I was blessed with a good voice. This is not my achievement. My father ע’ה sang in the choir in the Rawa Mazowiecka Shtiebel with the Amshinover, R Zishe Shochet הי’’ד. My mother’s father played violin (as do I). These are not my achievements, they are some of Hashem’s Brachos.

A great source of personal happiness was descending the steps after Mussaf on Yom Kippur and spontaneously dancing with “Gandhi”, R’ Yossel ע’ה, a Buchenwald boy, as he was affectionately known. Of course, there was the scene of some 15+ Balbin offspring males sitting around my father on Kol Nidrei night, after he had carried the Torah during Kol Nidrei which I had intoned, and my father’s occasional glances at me. Upstairs a similar contingent of Balbin female offspring were present. My sons have beautiful life-long memories of walking with me and Zayda through thick and thin on a Shabbos (my father was, together with Rabbi Gutnick and Viggie Aron the only three people who walked a real distance on Shabbos to get to Shule and actually kept Shabbos). Nowadays, on Shabbos, Viggie only comes for layning, and Rabbi Gutnick mainly for Shabbos Shachris.

I vividly recall some feedback one year. I didn’t seek feedback. If proffered feedback I was happy to hear and sometimes listen. One man, whose face I knew, but whose name was not familiar, asked me why I kept stopping and starting during הנני העני ממעש. He sat in the front area, so he could presumably see my face, although I wear a Tallis over my head, as opposed to the more German style ecclesiastical headwear. Returning to the story, I couldn’t believe that this man hadn’t noticed that I was unable to resume my comportment at certain phrases, and often struggled not to weep. I am not talking about the iconic Chazanishe Krechtz or an “Oy yoi yoi” punctuated with a perfectly timed trill as choreographed according to the score (or iPod recording). I am talking about raw emotion.
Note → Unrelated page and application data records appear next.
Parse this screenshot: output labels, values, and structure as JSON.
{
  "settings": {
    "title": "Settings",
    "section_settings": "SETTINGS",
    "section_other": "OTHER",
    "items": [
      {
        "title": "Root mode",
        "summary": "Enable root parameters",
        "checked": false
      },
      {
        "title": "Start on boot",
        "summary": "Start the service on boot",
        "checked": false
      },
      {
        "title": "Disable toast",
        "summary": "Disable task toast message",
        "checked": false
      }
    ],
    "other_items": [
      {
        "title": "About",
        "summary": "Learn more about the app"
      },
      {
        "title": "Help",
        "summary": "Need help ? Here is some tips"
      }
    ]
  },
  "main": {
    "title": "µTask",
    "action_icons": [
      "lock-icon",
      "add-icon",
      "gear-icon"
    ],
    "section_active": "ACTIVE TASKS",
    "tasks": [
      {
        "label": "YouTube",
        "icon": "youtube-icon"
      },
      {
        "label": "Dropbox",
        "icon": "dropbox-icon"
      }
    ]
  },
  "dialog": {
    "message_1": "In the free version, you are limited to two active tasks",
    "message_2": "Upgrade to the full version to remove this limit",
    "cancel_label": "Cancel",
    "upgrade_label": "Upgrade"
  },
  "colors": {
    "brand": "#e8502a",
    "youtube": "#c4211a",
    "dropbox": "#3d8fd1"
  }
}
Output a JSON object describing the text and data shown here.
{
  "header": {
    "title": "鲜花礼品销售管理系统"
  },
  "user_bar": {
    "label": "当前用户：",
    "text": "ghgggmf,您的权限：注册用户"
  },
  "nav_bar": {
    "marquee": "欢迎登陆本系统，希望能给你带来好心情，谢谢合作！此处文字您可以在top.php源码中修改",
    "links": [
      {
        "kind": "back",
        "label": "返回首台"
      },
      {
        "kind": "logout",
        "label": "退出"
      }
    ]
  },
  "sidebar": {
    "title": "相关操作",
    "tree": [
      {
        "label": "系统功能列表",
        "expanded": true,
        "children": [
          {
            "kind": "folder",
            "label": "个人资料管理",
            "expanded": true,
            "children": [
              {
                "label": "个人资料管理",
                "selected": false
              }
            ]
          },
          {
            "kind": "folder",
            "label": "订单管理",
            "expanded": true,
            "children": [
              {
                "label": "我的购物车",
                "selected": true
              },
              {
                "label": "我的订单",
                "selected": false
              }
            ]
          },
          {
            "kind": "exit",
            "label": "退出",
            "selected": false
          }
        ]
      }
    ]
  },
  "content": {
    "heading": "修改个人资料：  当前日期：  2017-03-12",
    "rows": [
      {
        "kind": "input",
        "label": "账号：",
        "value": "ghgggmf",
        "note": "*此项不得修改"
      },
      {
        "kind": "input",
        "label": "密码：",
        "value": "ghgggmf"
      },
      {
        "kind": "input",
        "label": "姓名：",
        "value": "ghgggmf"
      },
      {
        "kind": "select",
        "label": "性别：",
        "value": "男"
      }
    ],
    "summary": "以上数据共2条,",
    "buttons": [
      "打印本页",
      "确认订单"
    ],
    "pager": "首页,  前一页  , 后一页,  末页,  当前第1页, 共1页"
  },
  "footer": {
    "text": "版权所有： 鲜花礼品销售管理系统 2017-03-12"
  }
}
I was shocked. That year, I decided I needed to “control myself”. I am sure I was wrong, but I consciously stopped myself thinking, perhaps over-thinking, about the meaning of the words I was uttering. At the same time, Rabbi Karnowsky approached me about incorporating his new sons in the service. I agreed (although musically, I felt they were young and raw). Nevertheless, it would be cute and perhaps would appeal to a majority of congregants who cannot follow or read a Machzor (we have 3 versions at Elwood and the Gabbay uses a fourth, and Davening is punctuated by annoyingly constant page call outs of different versions. I hope they have fixed this and settled on the magnificent Soloveitchik Machzorim, but I digress.)

Now, recall that I resigned from the board months before the High Holidays. In my letter of resignation, I also made it clear that the board should not feel encumbered in any way using my services as Ba’al Tefilla. I asked only that they inform me as soon as possible whether they required my services; a reasonable request.

Unfortunately, I was to find out that Mark Oyberman had asked around for people in Melbourne available to replace me, after which they settled on Shimon Wallis. I actually wrote to the board to confirm this as they had not communicated they were even looking let alone that they had already made a decision! Shimon has a fine voice, and his Nusach is derived from his grandfather ע’’ה, whom I enjoyed listening to on his rare visits. He was a Ba’al Tefilla with an authentic Yerushalmi Nusach. I wish him success.

What prompted me to post this article, was an Elwood promotional video I saw yesterday. I genuinely feared that some might assume that my absence from Shule was due to this new appointment.

Nothing could be further than the truth. I kept a seat at Elwood. I will hopefully be able to daven quietly and with some purpose this year. The reasons for my resignation as a board member are seemingly as valid now as they were then, and they will not be discussed in this blog post.

שנה טובה ומתוקה